▸ DIRECTIONS
Please reproduce each of the entries below exactly as they appear.

Stored records

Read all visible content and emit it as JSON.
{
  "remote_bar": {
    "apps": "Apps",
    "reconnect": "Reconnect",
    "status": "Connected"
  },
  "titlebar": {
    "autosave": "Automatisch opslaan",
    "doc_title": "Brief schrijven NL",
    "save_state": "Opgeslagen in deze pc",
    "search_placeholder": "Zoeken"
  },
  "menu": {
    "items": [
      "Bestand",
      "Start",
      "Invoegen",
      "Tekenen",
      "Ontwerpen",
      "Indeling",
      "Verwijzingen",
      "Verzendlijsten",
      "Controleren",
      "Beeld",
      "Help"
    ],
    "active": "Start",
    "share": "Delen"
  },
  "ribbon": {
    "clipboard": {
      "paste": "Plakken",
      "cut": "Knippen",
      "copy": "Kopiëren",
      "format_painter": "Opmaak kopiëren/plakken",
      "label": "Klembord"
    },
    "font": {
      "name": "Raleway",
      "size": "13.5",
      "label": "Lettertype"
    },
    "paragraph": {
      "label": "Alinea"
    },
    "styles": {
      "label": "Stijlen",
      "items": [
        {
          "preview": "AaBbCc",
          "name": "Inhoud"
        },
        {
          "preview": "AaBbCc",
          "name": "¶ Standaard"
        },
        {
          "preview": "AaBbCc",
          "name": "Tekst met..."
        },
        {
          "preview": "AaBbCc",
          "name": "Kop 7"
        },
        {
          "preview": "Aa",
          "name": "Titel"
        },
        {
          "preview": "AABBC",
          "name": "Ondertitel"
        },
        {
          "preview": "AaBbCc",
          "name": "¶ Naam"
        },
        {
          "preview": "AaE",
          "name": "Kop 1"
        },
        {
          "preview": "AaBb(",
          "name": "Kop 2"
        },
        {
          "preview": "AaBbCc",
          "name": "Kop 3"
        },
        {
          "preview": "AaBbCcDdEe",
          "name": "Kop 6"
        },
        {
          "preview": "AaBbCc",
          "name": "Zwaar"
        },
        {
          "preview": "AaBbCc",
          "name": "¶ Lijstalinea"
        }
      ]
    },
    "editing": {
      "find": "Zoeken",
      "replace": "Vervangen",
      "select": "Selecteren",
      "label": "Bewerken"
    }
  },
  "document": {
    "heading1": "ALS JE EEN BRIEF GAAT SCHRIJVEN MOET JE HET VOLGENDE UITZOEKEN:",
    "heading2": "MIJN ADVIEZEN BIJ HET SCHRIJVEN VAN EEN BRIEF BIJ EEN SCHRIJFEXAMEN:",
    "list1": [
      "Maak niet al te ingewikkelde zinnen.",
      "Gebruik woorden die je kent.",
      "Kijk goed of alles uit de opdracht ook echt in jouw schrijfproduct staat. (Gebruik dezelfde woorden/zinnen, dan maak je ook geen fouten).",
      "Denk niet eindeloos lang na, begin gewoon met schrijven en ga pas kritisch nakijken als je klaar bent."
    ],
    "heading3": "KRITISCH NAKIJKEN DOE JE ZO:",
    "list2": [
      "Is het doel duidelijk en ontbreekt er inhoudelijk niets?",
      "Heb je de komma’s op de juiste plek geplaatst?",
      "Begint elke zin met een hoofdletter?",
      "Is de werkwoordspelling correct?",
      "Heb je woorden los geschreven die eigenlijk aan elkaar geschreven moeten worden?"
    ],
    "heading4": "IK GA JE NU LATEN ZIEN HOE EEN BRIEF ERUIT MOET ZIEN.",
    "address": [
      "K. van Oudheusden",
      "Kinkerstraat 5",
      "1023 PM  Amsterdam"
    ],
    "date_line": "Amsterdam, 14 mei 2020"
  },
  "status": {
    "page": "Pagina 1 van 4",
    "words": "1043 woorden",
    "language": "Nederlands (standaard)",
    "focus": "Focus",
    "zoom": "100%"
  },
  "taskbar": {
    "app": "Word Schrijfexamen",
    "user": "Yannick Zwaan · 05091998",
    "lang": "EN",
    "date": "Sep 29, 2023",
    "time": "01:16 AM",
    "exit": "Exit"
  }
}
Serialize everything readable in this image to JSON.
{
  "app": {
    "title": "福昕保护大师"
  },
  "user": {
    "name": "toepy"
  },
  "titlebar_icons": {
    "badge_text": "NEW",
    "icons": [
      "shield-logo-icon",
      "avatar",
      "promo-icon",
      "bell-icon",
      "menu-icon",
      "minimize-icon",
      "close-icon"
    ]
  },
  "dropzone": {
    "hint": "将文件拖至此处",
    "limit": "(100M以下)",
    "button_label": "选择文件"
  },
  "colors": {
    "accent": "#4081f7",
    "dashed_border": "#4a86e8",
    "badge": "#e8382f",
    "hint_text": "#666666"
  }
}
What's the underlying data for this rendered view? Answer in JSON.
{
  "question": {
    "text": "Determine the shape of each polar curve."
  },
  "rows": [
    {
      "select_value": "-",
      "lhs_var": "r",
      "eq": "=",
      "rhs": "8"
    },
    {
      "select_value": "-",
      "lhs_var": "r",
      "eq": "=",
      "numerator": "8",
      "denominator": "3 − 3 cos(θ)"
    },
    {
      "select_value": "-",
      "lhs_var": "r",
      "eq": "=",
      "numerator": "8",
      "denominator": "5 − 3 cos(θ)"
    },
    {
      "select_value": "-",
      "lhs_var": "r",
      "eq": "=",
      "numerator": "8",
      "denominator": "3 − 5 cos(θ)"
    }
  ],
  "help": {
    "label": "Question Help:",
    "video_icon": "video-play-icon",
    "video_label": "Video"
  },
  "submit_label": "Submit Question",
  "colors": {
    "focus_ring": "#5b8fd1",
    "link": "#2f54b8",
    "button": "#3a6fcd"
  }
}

▸ RESPONSE
Read all visible content and emit it as JSON.
{
  "remote_bar": {
    "apps": "Apps",
    "reconnect": "Reconnect",
    "status": "Connected"
  },
  "titlebar": {
    "autosave": "Automatisch opslaan",
    "doc_title": "Brief schrijven NL",
    "save_state": "Opgeslagen in deze pc",
    "search_placeholder": "Zoeken"
  },
  "menu": {
    "items": [
      "Bestand",
      "Start",
      "Invoegen",
      "Tekenen",
      "Ontwerpen",
      "Indeling",
      "Verwijzingen",
      "Verzendlijsten",
      "Controleren",
      "Beeld",
      "Help"
    ],
    "active": "Start",
    "share": "Delen"
  },
  "ribbon": {
    "clipboard": {
      "paste": "Plakken",
      "cut": "Knippen",
      "copy": "Kopiëren",
      "format_painter": "Opmaak kopiëren/plakken",
      "label": "Klembord"
    },
    "font": {
      "name": "Raleway",
      "size": "13.5",
      "label": "Lettertype"
    },
    "paragraph": {
      "label": "Alinea"
    },
    "styles": {
      "label": "Stijlen",
      "items": [
        {
          "preview": "AaBbCc",
          "name": "Inhoud"
        },
        {
          "preview": "AaBbCc",
          "name": "¶ Standaard"
        },
        {
          "preview": "AaBbCc",
          "name": "Tekst met..."
        },
        {
          "preview": "AaBbCc",
          "name": "Kop 7"
        },
        {
          "preview": "Aa",
          "name": "Titel"
        },
        {
          "preview": "AABBC",
          "name": "Ondertitel"
        },
        {
          "preview": "AaBbCc",
          "name": "¶ Naam"
        },
        {
          "preview": "AaE",
          "name": "Kop 1"
        },
        {
          "preview": "AaBb(",
          "name": "Kop 2"
        },
        {
          "preview": "AaBbCc",
          "name": "Kop 3"
        },
        {
          "preview": "AaBbCcDdEe",
          "name": "Kop 6"
        },
        {
          "preview": "AaBbCc",
          "name": "Zwaar"
        },
        {
          "preview": "AaBbCc",
          "name": "¶ Lijstalinea"
        }
      ]
    },
    "editing": {
      "find": "Zoeken",
      "replace": "Vervangen",
      "select": "Selecteren",
      "label": "Bewerken"
    }
  },
  "document": {
    "heading1": "ALS JE EEN BRIEF GAAT SCHRIJVEN MOET JE HET VOLGENDE UITZOEKEN:",
    "heading2": "MIJN ADVIEZEN BIJ HET SCHRIJVEN VAN EEN BRIEF BIJ EEN SCHRIJFEXAMEN:",
    "list1": [
      "Maak niet al te ingewikkelde zinnen.",
      "Gebruik woorden die je kent.",
      "Kijk goed of alles uit de opdracht ook echt in jouw schrijfproduct staat. (Gebruik dezelfde woorden/zinnen, dan maak je ook geen fouten).",
      "Denk niet eindeloos lang na, begin gewoon met schrijven en ga pas kritisch nakijken als je klaar bent."
    ],
    "heading3": "KRITISCH NAKIJKEN DOE JE ZO:",
    "list2": [
      "Is het doel duidelijk en ontbreekt er inhoudelijk niets?",
      "Heb je de komma’s op de juiste plek geplaatst?",
      "Begint elke zin met een hoofdletter?",
      "Is de werkwoordspelling correct?",
      "Heb je woorden los geschreven die eigenlijk aan elkaar geschreven moeten worden?"
    ],
    "heading4": "IK GA JE NU LATEN ZIEN HOE EEN BRIEF ERUIT MOET ZIEN.",
    "address": [
      "K. van Oudheusden",
      "Kinkerstraat 5",
      "1023 PM  Amsterdam"
    ],
    "date_line": "Amsterdam, 14 mei 2020"
  },
  "status": {
    "page": "Pagina 1 van 4",
    "words": "1043 woorden",
    "language": "Nederlands (standaard)",
    "focus": "Focus",
    "zoom": "100%"
  },
  "taskbar": {
    "app": "Word Schrijfexamen",
    "user": "Yannick Zwaan · 05091998",
    "lang": "EN",
    "date": "Sep 29, 2023",
    "time": "01:16 AM",
    "exit": "Exit"
  }
}
Serialize everything readable in this image to JSON.
{
  "app": {
    "title": "福昕保护大师"
  },
  "user": {
    "name": "toepy"
  },
  "titlebar_icons": {
    "badge_text": "NEW",
    "icons": [
      "shield-logo-icon",
      "avatar",
      "promo-icon",
      "bell-icon",
      "menu-icon",
      "minimize-icon",
      "close-icon"
    ]
  },
  "dropzone": {
    "hint": "将文件拖至此处",
    "limit": "(100M以下)",
    "button_label": "选择文件"
  },
  "colors": {
    "accent": "#4081f7",
    "dashed_border": "#4a86e8",
    "badge": "#e8382f",
    "hint_text": "#666666"
  }
}
What's the underlying data for this rendered view? Answer in JSON.
{
  "question": {
    "text": "Determine the shape of each polar curve."
  },
  "rows": [
    {
      "select_value": "-",
      "lhs_var": "r",
      "eq": "=",
      "rhs": "8"
    },
    {
      "select_value": "-",
      "lhs_var": "r",
      "eq": "=",
      "numerator": "8",
      "denominator": "3 − 3 cos(θ)"
    },
    {
      "select_value": "-",
      "lhs_var": "r",
      "eq": "=",
      "numerator": "8",
      "denominator": "5 − 3 cos(θ)"
    },
    {
      "select_value": "-",
      "lhs_var": "r",
      "eq": "=",
      "numerator": "8",
      "denominator": "3 − 5 cos(θ)"
    }
  ],
  "help": {
    "label": "Question Help:",
    "video_icon": "video-play-icon",
    "video_label": "Video"
  },
  "submit_label": "Submit Question",
  "colors": {
    "focus_ring": "#5b8fd1",
    "link": "#2f54b8",
    "button": "#3a6fcd"
  }
}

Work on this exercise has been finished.